Data about app and page elements:
***

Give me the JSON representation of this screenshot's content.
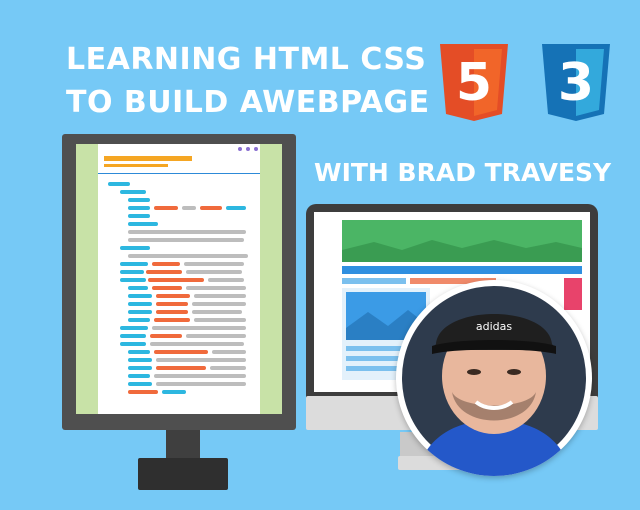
{
  "headline": {
    "line1": "LEARNING HTML CSS",
    "line2": "TO BUILD AWEBPAGE"
  },
  "subtitle": "WITH BRAD TRAVESY",
  "logos": {
    "html5": {
      "digit": "5",
      "color": "#e44d26",
      "dark": "#c23a1c"
    },
    "css3": {
      "digit": "3",
      "color": "#1e88d6",
      "dark": "#1764a8"
    }
  },
  "avatar": {
    "cap_text": "adidas"
  },
  "colors": {
    "background": "#76c9f6",
    "monitor": "#4f4f4f",
    "editor_sidebar": "#c8e2a7",
    "code_blue": "#2db7e0",
    "code_orange": "#f06a3c",
    "code_grey": "#bdbdbd",
    "site_green": "#4bb565",
    "site_blue": "#2f8fe0"
  }
}
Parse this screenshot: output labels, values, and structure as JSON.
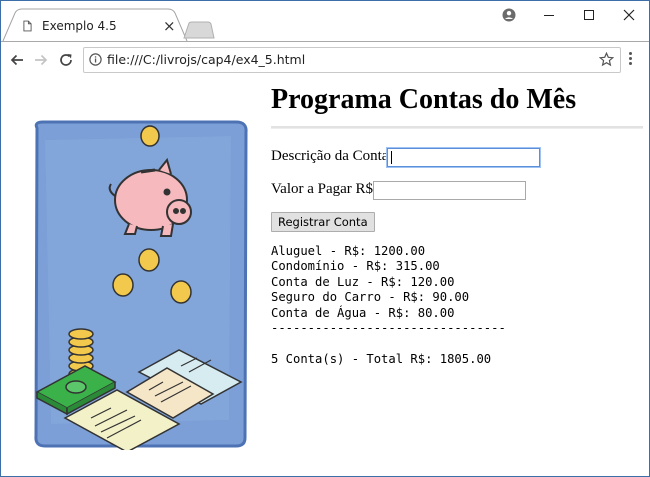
{
  "browser": {
    "tab_title": "Exemplo 4.5",
    "tab_close": "×",
    "url": "file:///C:/livrojs/cap4/ex4_5.html"
  },
  "page": {
    "title": "Programa Contas do Mês",
    "form": {
      "descricao_label": "Descrição da Conta:",
      "descricao_value": "",
      "valor_label": "Valor a Pagar R$:",
      "valor_value": "",
      "button_label": "Registrar Conta"
    },
    "output": {
      "lines": [
        "Aluguel - R$: 1200.00",
        "Condomínio - R$: 315.00",
        "Conta de Luz - R$: 120.00",
        "Seguro do Carro - R$: 90.00",
        "Conta de Água - R$: 80.00",
        "--------------------------------",
        "",
        "5 Conta(s) - Total R$: 1805.00"
      ]
    }
  },
  "colors": {
    "illustration_bg": "#7b9fd6",
    "piggy": "#f5b9be",
    "coin": "#f2c94c",
    "money": "#3bb14a"
  }
}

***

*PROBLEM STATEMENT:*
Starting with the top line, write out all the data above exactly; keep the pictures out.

*REPLY:*
Give me the JSON representation of this screenshot's content.
{
  "headline": {
    "line1": "LEARNING HTML CSS",
    "line2": "TO BUILD AWEBPAGE"
  },
  "subtitle": "WITH BRAD TRAVESY",
  "logos": {
    "html5": {
      "digit": "5",
      "color": "#e44d26",
      "dark": "#c23a1c"
    },
    "css3": {
      "digit": "3",
      "color": "#1e88d6",
      "dark": "#1764a8"
    }
  },
  "avatar": {
    "cap_text": "adidas"
  },
  "colors": {
    "background": "#76c9f6",
    "monitor": "#4f4f4f",
    "editor_sidebar": "#c8e2a7",
    "code_blue": "#2db7e0",
    "code_orange": "#f06a3c",
    "code_grey": "#bdbdbd",
    "site_green": "#4bb565",
    "site_blue": "#2f8fe0"
  }
}
Parse this screenshot: output labels, values, and structure as JSON.
{
  "browser": {
    "tab_title": "Exemplo 4.5",
    "tab_close": "×",
    "url": "file:///C:/livrojs/cap4/ex4_5.html"
  },
  "page": {
    "title": "Programa Contas do Mês",
    "form": {
      "descricao_label": "Descrição da Conta:",
      "descricao_value": "",
      "valor_label": "Valor a Pagar R$:",
      "valor_value": "",
      "button_label": "Registrar Conta"
    },
    "output": {
      "lines": [
        "Aluguel - R$: 1200.00",
        "Condomínio - R$: 315.00",
        "Conta de Luz - R$: 120.00",
        "Seguro do Carro - R$: 90.00",
        "Conta de Água - R$: 80.00",
        "--------------------------------",
        "",
        "5 Conta(s) - Total R$: 1805.00"
      ]
    }
  },
  "colors": {
    "illustration_bg": "#7b9fd6",
    "piggy": "#f5b9be",
    "coin": "#f2c94c",
    "money": "#3bb14a"
  }
}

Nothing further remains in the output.